Catch-up time for diagnosis and management of von Willebrand disease

While haemophilia is the most well-known inherited bleeding disorder, the commonest such disorder is in fact von Willebrand disease (vWD). Despite regional guidelines in countries such as the USA and UK, there has been no global agreement and endorsement from both the scientific and patient communities to drive forward better evidence-based treatment and care for those affected by the disorder. So the publication of the first-ever international guidelines for the diagnosis and management of von Willebrand disease is welcome.

The guidelines were jointly developed by the World Federation for Hemophilia (WFH), the American Society of Hematology, the International Society on Thrombosis and Haemostasis (ISTH) and the National Hemophilia Foundation.
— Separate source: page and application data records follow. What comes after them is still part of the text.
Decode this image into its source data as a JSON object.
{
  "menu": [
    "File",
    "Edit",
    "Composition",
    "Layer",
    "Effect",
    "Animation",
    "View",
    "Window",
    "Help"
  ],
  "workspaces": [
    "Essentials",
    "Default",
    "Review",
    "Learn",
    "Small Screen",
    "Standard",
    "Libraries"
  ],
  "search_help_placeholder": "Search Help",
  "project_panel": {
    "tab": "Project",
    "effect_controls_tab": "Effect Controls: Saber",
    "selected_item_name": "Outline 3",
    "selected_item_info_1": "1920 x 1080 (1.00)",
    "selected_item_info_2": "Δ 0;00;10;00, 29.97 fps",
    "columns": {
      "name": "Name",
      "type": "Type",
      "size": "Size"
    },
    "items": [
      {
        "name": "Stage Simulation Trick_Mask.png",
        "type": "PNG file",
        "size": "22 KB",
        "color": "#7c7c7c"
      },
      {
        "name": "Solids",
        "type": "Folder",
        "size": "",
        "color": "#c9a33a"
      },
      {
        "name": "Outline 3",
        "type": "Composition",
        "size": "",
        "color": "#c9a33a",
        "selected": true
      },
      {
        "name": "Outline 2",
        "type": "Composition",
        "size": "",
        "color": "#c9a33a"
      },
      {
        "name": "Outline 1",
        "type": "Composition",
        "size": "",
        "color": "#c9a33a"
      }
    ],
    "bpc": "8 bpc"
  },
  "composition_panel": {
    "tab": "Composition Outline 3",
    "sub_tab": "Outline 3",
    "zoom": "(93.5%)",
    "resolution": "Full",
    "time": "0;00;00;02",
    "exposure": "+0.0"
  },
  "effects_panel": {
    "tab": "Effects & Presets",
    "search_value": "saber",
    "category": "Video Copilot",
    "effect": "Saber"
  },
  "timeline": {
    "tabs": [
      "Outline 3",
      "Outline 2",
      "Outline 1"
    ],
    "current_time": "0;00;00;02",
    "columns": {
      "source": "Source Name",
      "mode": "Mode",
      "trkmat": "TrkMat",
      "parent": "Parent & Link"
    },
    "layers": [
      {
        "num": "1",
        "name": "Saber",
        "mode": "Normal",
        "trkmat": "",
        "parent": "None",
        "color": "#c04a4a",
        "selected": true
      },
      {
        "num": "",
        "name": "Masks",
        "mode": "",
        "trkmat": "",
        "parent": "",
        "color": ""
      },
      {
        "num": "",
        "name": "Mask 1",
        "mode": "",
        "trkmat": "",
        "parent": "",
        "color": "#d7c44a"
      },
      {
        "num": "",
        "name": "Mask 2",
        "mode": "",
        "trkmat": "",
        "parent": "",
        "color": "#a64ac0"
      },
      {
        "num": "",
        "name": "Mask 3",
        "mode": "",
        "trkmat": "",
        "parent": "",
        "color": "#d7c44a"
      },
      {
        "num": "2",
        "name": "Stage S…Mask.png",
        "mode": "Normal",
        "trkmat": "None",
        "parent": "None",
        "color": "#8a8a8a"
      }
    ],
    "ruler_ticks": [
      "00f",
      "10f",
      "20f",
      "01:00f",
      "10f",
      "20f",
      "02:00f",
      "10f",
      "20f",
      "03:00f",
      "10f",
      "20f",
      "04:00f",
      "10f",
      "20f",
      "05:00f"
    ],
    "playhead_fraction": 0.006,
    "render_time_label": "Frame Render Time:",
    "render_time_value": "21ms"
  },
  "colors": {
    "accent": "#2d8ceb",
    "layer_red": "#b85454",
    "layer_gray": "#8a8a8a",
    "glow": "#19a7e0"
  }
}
There are two parts –diagnosis and management – with a total of 23 recommendations [1,2]. Both are available online as a brief summary and with a detailed, fully referenced explanation of the evidence. The WFH has posted a video of a webinar in which the guidelines and their potential for advocacy are discussed. This document focuses on the most common forms of inherited VWD and refers readers to several other sources for more detailed information.

The guidelines are intended for health professionals and people with VWD. By contrast with many others, they use two classes of recommendation, defined in a novel way. A ‘strong’ recommendation indicates a course of action that most patients would want and that clinicians can expect most patients to follow, that policy makers can confidently adopt, and that researchers know are backed by evidence. A conditional recommendation – “the panel suggests…” – recognises that patients, clinicians and policymakers may make different choices and researchers may want stronger evidence. Many of these recommendations/suggestions are based on evidence of low certainty.

These are supplemented by good practice recommendations which are comparable with strong recommendations but ‘endorse interventions or practices that the guideline panel agreed have unequivocal net benefit yet may not be widely recognised or used’.

The complex diagnostic pathway is usefully summarised in an algorithm. Guidance covers the use of a bleeding assessment tool for screening, which tests to use to measure VWF activity and to determine subtypes, and reconsidering the diagnosis when VWF levels change. Values for VWF activity are suggested for Type 2 VWD but recommended for Type 1 VWD. The threshold VWF activity defining Type 1 VWD is clearer than in some other guidelines (a level of <0.30 IU/mL regardless of bleeding and a VWF level of 0.30 to 0.50 IU/mL for patients with abnormal bleeding) and the term ‘low VWF’ is avoided, both of which should reduce underdiagnosis.

All of the 12 recommendations on management are ‘suggestion’-strength only. Prophylaxis is an option for people with a history of severe and frequent bleeds. If desmopressin is an option, it is preferred to tranexamic acid provided a trial suggests benefit. Patients with VWD who need treatment with antiplatelet agents or anticoagulant therapy for cardiovascular disease should have it. After surgery, levels of both FVIII and VWF activity should be targeted, not only FVIII. The guidelines propose VWF activity levels to cover neuraxial anaesthesia and provide advice on using tranexamic acid to cover minor surgery and invasive procedures. Hormonal therapy or tranexamic acid are preferred to desmopressin to control heavy menstrual bleeding; after delivery, women should be offered tranexamic acid, especially if they have type 1 VWD or low VWF levels.

The management guidance is similar to older guidelines from the UK and the USA, with differences largely in the strength of evidence and inclusion of patient and family preferences when a clear treatment choice is lacking.

These new guidelines, while welcome, highlight the need for much more research into the diagnosis, treatment and management of vWD. The evidence presented in the guidelines, is often considered weak. There is a lack of good quality research in the area, particularly related to treatment and management options. The evidence required for improving care and management for those affected by or with vWD can be improved. Emerging evidence of the impact of living with von Willebrand’s, such as obstetric and gynaecological bleeding and musculo-skeletal complications, indicates that research should have a multi-disciplinary approach with a focus on improving quality of life through improving quality of care. We at Haemnet would like to see standards of care for all those with vWD, to include access to comprehensive multidisciplinary care as is accepted practice in haemophilia.

With the “Cinderella Study”, Haemnet is currently investigating the unmet needs for women and girls affected by bleeding disorders and a large number of the almost 300 participants have vWD. Abstracts from the study with initial findings will be presented in the Poster Section at next week’s EAHAD meeting.


  1. James PD, Connell NT, Ameer B, et al. ASH ISTH NHF WFH 2021 guidelines on the diagnosis of von Willebrand disease. Blood Adv 2021;5:280-300.
  2. Connell NT, Flood VH, Brignardello-Petersen R, et al. ASH ISTH NHF WFH 2021 guidelines on the management of von Willebrand disease. Blood Adv 2021;5:301–325.